The House of Mouse should be ashamed. Granted, there is no denying the reach of technology these days. Look at any playground or school hallway or mall for that matter and you will see hordes of humorless zombies, faces glued to the latest overpriced device in a desperate desire to stay permanently entertained and “connected” to friends, family, and more times than not, Facebook. But to invite this scourge into the last bastion of escape – i.e., the movies – is just asking for old coots like me to wrestle themselves from their moldy old armchair and rally against said “progress” like its kids playing on my lawn.
Anyway, when Disney re-releases ‘The Little Mermaid’ to theaters (September 13th), audiences will have a choice of attending special screenings one week later were they can “interact” with the film and “share the experience with the rest of the audience”…as long as you have an iPad, that is. Apple must love the “us vs. them” synergy. Indeed, watch the trailer below before we go any further to see marketing and media integration taken to dangerously insane levels:

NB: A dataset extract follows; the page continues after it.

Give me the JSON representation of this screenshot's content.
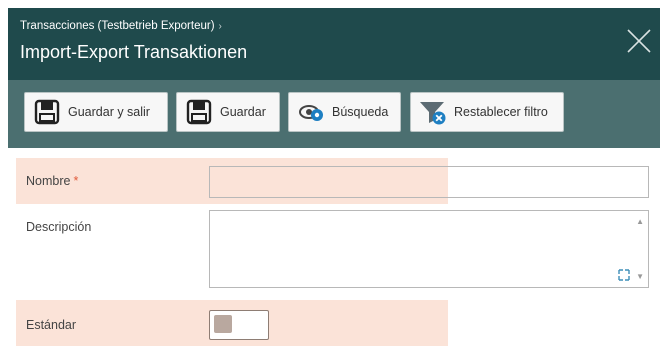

Okay, you’re probably thinking to yourself that there is no reason for such an uproar. This is a limited engagement, for a film many already own on DVD and Blu-ray. It’s a kid’s film and, notoriously, children need some manner of distraction in a theater since they have been raised to believe that all cinema is shown in a living room like setting (don’t believe me? I remember seeing ‘The Lion King’ upon its original release with a full house of brats running up and down the various aisles throwing balls back and forth to each other).
But here’s the rub – if Disney makes this work, and they are brilliant at strategic stunts like this – then all family films will feel the need to follow suit. Imagine a regular showing of something like ‘Ice Age 5,’ or ‘Madagascar 6′ where the crowd comes armed their mandatory smart device. In fact, why bother with the movie at all? With a backlash building against the use of technology during films (see: The Alamo Drafthouse and their various “No Texting” PSAs) versus its vehement embrace by others, having the time honored traditions of Disney fully supported for the sake of a gimmick spells trouble. First, 42nd Street and Times Square. Now, the entire movie biz in general.
Source: The Verge